Wednesday, June 16, 2010

Change Me or Change Them

There is a huge difference between a book that will change the reader’s life and one that the reader believes will change the lives of other people. At times, they may be one and the same, but consider the book that changes your life. You read through the book and by the time you reach the end you feel guilty or motivated or you view something differently than you have in the past. If it truly changes your life for the better, you might suggest that your friends read it. And consider the book you believe will change the lives of people you know. You read the book and see similarities between a character and some of your acquaintances. You begin to believe that if these acquaintances would read the book then they would see the error of their ways and make a change in their lives. You get on and send them a copy.

It seems to me that a lot of the Christian novels are written with the intent to be the kind of book that people believe will change the lives of other people. I think this is particularly true of authors writing Edgy Christian Fiction. One belief is that we should write fiction that appeals to the world if we’re going to reach the world with fiction. Right away that tells us that we’re writing outside of our platform. Assuming that we can target Christians with our marketing and we’re writing to non-Christians then what we’re hoping will happen is that Christians will encourage their non-Christian friends to read our work so that it will change their lives.

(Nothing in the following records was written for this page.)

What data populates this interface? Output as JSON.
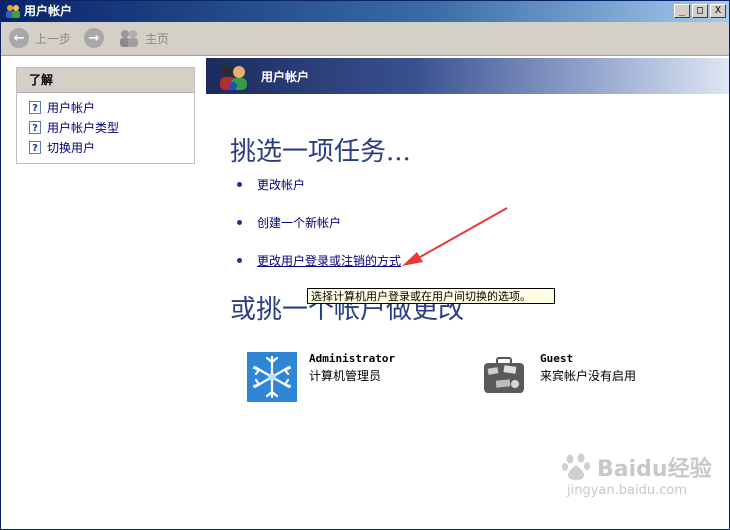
{
  "window": {
    "title": "用户帐户",
    "minimize_glyph": "_",
    "maximize_glyph": "□",
    "close_glyph": "X"
  },
  "toolbar": {
    "back_label": "上一步",
    "forward_icon": "forward-arrow-icon",
    "home_label": "主页"
  },
  "sidebar": {
    "header": "了解",
    "items": [
      {
        "label": "用户帐户",
        "icon": "help-icon"
      },
      {
        "label": "用户帐户类型",
        "icon": "help-icon"
      },
      {
        "label": "切换用户",
        "icon": "help-icon"
      }
    ]
  },
  "banner": {
    "title": "用户帐户"
  },
  "main": {
    "pick_task_heading": "挑选一项任务...",
    "tasks": [
      {
        "label": "更改帐户"
      },
      {
        "label": "创建一个新帐户"
      },
      {
        "label": "更改用户登录或注销的方式"
      }
    ],
    "pick_account_heading": "或挑一个帐户做更改",
    "tooltip": "选择计算机用户登录或在用户间切换的选项。",
    "accounts": [
      {
        "name": "Administrator",
        "description": "计算机管理员",
        "icon": "snowflake-icon"
      },
      {
        "name": "Guest",
        "description": "来宾帐户没有启用",
        "icon": "suitcase-icon"
      }
    ]
  },
  "watermark": {
    "brand": "Baidu经验",
    "url": "jingyan.baidu.com"
  },
  "colors": {
    "link": "#00007a",
    "heading": "#2a3d7f",
    "tooltip_bg": "#ffffe1",
    "annotation_arrow": "#e83a3a"
  }
}
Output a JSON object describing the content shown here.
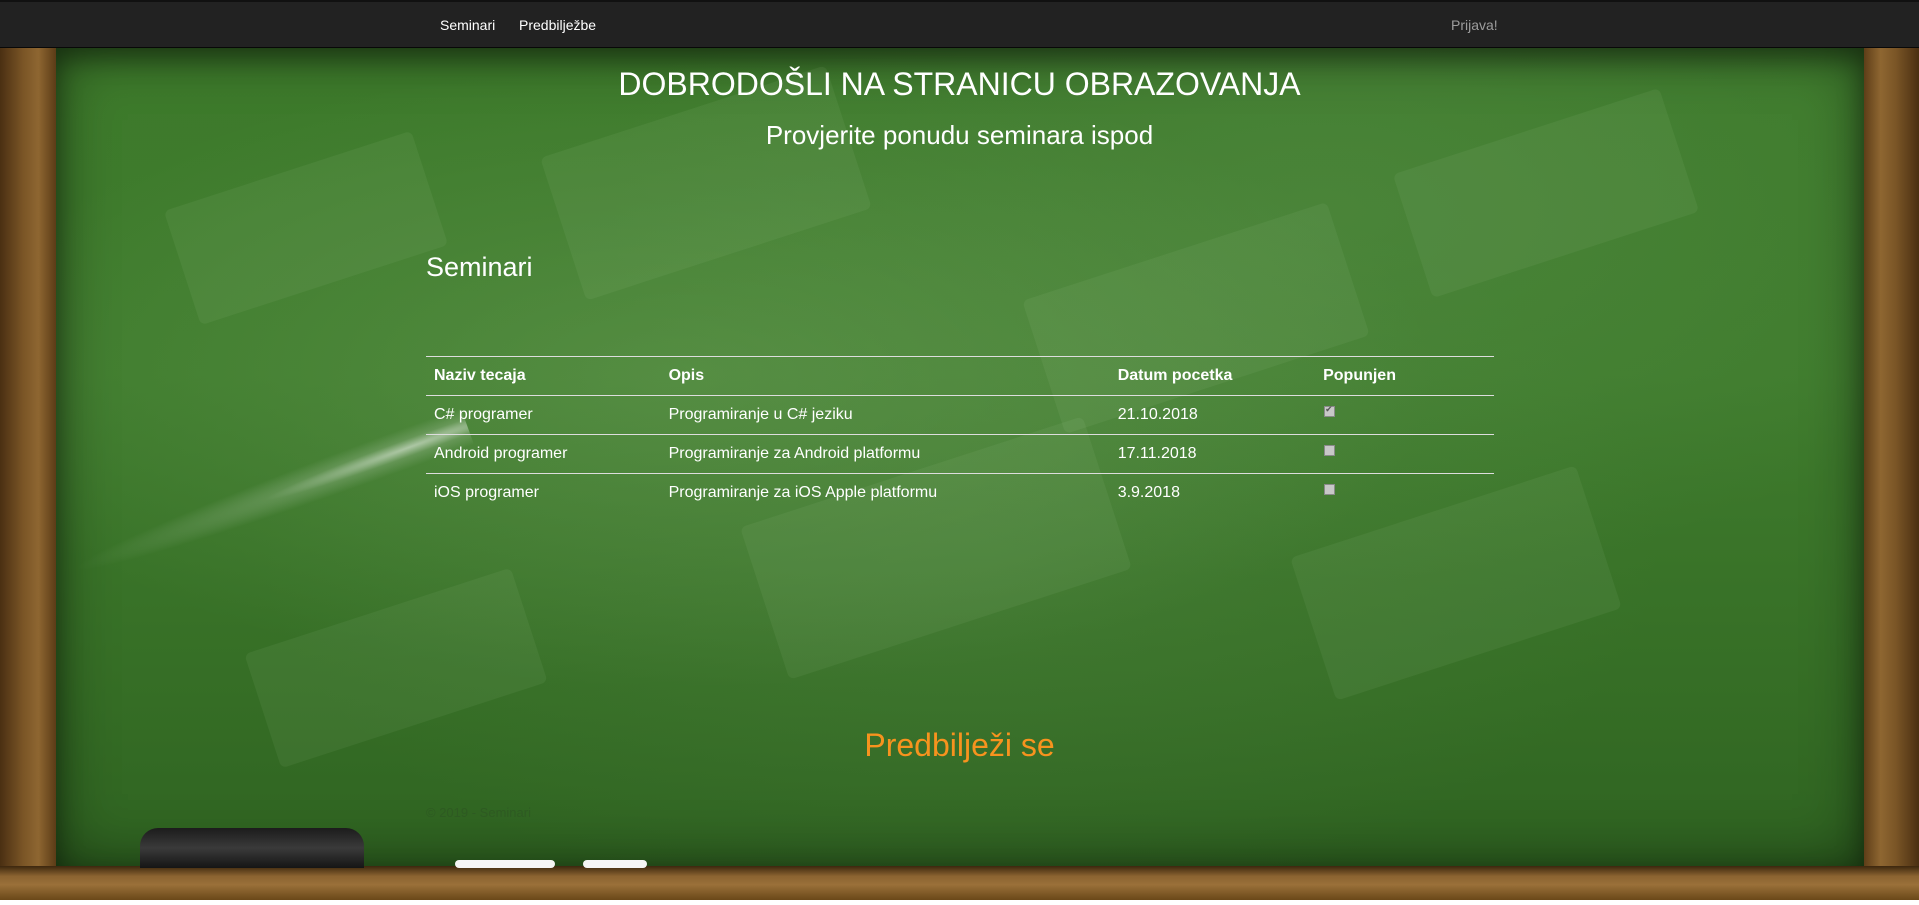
{
  "nav": {
    "seminari": "Seminari",
    "predbiljezbe": "Predbilježbe",
    "prijava": "Prijava!"
  },
  "header": {
    "title": "DOBRODOŠLI NA STRANICU OBRAZOVANJA",
    "subtitle": "Provjerite ponudu seminara ispod"
  },
  "section": {
    "title": "Seminari"
  },
  "table": {
    "columns": [
      "Naziv tecaja",
      "Opis",
      "Datum pocetka",
      "Popunjen"
    ],
    "rows": [
      {
        "naziv": "C# programer",
        "opis": "Programiranje u C# jeziku",
        "datum": "21.10.2018",
        "popunjen": true
      },
      {
        "naziv": "Android programer",
        "opis": "Programiranje za Android platformu",
        "datum": "17.11.2018",
        "popunjen": false
      },
      {
        "naziv": "iOS programer",
        "opis": "Programiranje za iOS Apple platformu",
        "datum": "3.9.2018",
        "popunjen": false
      }
    ]
  },
  "cta": {
    "label": "Predbilježi se"
  },
  "footer": {
    "text": "© 2019 - Seminari"
  },
  "colors": {
    "navbar": "#222222",
    "board_green": "#3d7a2b",
    "cta_orange": "#f7931e"
  }
}
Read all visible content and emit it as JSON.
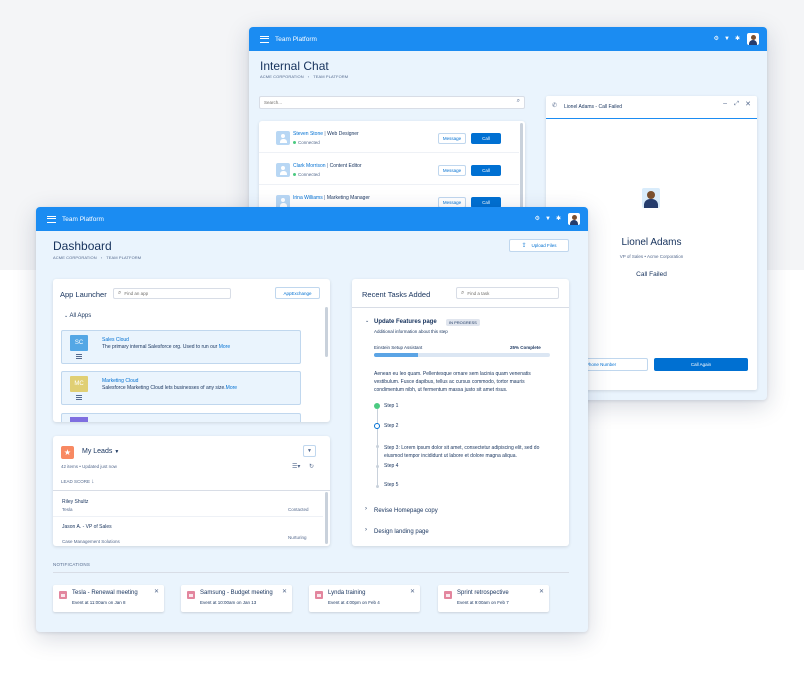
{
  "colors": {
    "topbar": "#1b8cf2",
    "brand_button": "#0070d2",
    "window_bg": "#eaf4fd",
    "status_connected": "#4bca81"
  },
  "chat_window": {
    "brand": "Team Platform",
    "title": "Internal Chat",
    "breadcrumb": [
      "ACME CORPORATION",
      "TEAM PLATFORM"
    ],
    "search_placeholder": "Search...",
    "contacts": [
      {
        "name": "Steven Stone",
        "role": "Web Designer",
        "status": "Connected",
        "message_label": "Message",
        "call_label": "Call"
      },
      {
        "name": "Clark Morrison",
        "role": "Content Editor",
        "status": "Connected",
        "message_label": "Message",
        "call_label": "Call"
      },
      {
        "name": "Irina Williams",
        "role": "Marketing Manager",
        "status": "",
        "message_label": "Message",
        "call_label": "Call"
      }
    ],
    "call_panel": {
      "header": "Lionel Adams - Call Failed",
      "name": "Lionel Adams",
      "subtitle": "VP of Sales • Acme Corporation",
      "status": "Call Failed",
      "phone_button": "Phone Number",
      "call_again": "Call Again"
    }
  },
  "dashboard": {
    "brand": "Team Platform",
    "title": "Dashboard",
    "breadcrumb": [
      "ACME CORPORATION",
      "TEAM PLATFORM"
    ],
    "upload_label": "Upload Files",
    "app_launcher": {
      "title": "App Launcher",
      "search_placeholder": "Find an app",
      "appexchange_label": "AppExchange",
      "section": "All Apps",
      "apps": [
        {
          "initials": "SC",
          "name": "Sales Cloud",
          "desc": "The primary internal Salesforce org. Used to run our",
          "more": "More",
          "color": "#54a7e5"
        },
        {
          "initials": "MC",
          "name": "Marketing Cloud",
          "desc": "Salesforce Marketing Cloud lets businesses of any size.",
          "more": "More",
          "color": "#e0cf74"
        }
      ]
    },
    "leads": {
      "title": "My Leads",
      "meta": "42 items • Updated just now",
      "column": "LEAD SCORE",
      "rows": [
        {
          "name": "Riley Shultz",
          "company": "Tesla",
          "status": "Contacted"
        },
        {
          "name": "Jason A. - VP of Sales",
          "company": "Case Management Solutions",
          "status": "Nurturing"
        }
      ]
    },
    "tasks": {
      "title": "Recent Tasks Added",
      "search_placeholder": "Find a task",
      "active_task": {
        "name": "Update Features page",
        "badge": "IN PROGRESS",
        "subtitle": "Additional information about this step",
        "progress_label": "Einstein Setup Assistant",
        "progress_text": "25% Complete",
        "progress": 0.25,
        "body": [
          "Aenean eu leo quam. Pellentesque ornare sem lacinia quam venenatis",
          "vestibulum. Fusce dapibus, tellus ac cursus commodo, tortor mauris",
          "condimentum nibh, ut fermentum massa justo sit amet risus."
        ],
        "steps": [
          "Step 1",
          "Step 2",
          "Step 3: Lorem ipsum dolor sit amet, consectetur adipiscing elit, sed do",
          "Step 4",
          "Step 5"
        ],
        "step3_line2": "eiusmod tempor incididunt ut labore et dolore magna aliqua."
      },
      "other_tasks": [
        "Revise Homepage copy",
        "Design landing page"
      ]
    },
    "notifications": {
      "heading": "NOTIFICATIONS",
      "items": [
        {
          "title": "Tesla - Renewal meeting",
          "sub": "Event at 11:00am on Jan 8"
        },
        {
          "title": "Samsung - Budget meeting",
          "sub": "Event at 10:00am on Jan 13"
        },
        {
          "title": "Lynda training",
          "sub": "Event at 4:00pm on Feb 4"
        },
        {
          "title": "Sprint retrospective",
          "sub": "Event at 9:00am on Feb 7"
        }
      ]
    }
  }
}
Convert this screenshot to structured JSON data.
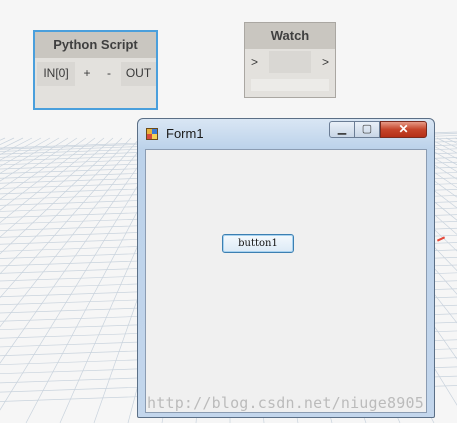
{
  "nodes": {
    "python_script": {
      "title": "Python Script",
      "input_port": "IN[0]",
      "add_label": "+",
      "remove_label": "-",
      "output_port": "OUT"
    },
    "watch": {
      "title": "Watch",
      "input_port": ">",
      "output_port": ">"
    }
  },
  "form": {
    "title": "Form1",
    "minimize_label": "▁",
    "maximize_label": "▢",
    "close_label": "✕",
    "button1_label": "button1"
  },
  "watermark": "http://blog.csdn.net/niuge8905",
  "colors": {
    "selection": "#4a9fdc",
    "close_button": "#c5442a"
  }
}
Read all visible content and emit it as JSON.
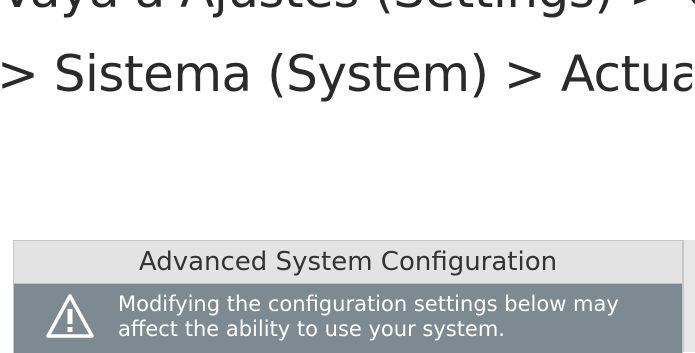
{
  "instruction": {
    "line1": "Vaya a Ajustes (Settings) > Co",
    "line2": "> Sistema (System) > Actualiz"
  },
  "dialog": {
    "title": "Advanced System Configuration",
    "warning": {
      "icon": "warning-triangle-icon",
      "line1": "Modifying the configuration settings below may",
      "line2": "affect the ability to use your system."
    }
  },
  "colors": {
    "warning_bar": "#7e8a92",
    "header_bg": "#e3e3e3",
    "text": "#2a2a2a"
  }
}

While our intentions to may be good in trying to change others, we are more likely to have an impact on the lives of the people we can actually reach with our writing. But if the people we can reach are Christians, then why do they need to change? Therein lies a potential problem. Writers are hesitant to call for change within the Christian community because it may require that they change their own lives. The things that other Christians are doing wrong are things that the writers are doing wrong as well. It is so much easier to point our finger at the lost world and talk of how wrong they are than to examine ourselves and identify what we are doing wrong.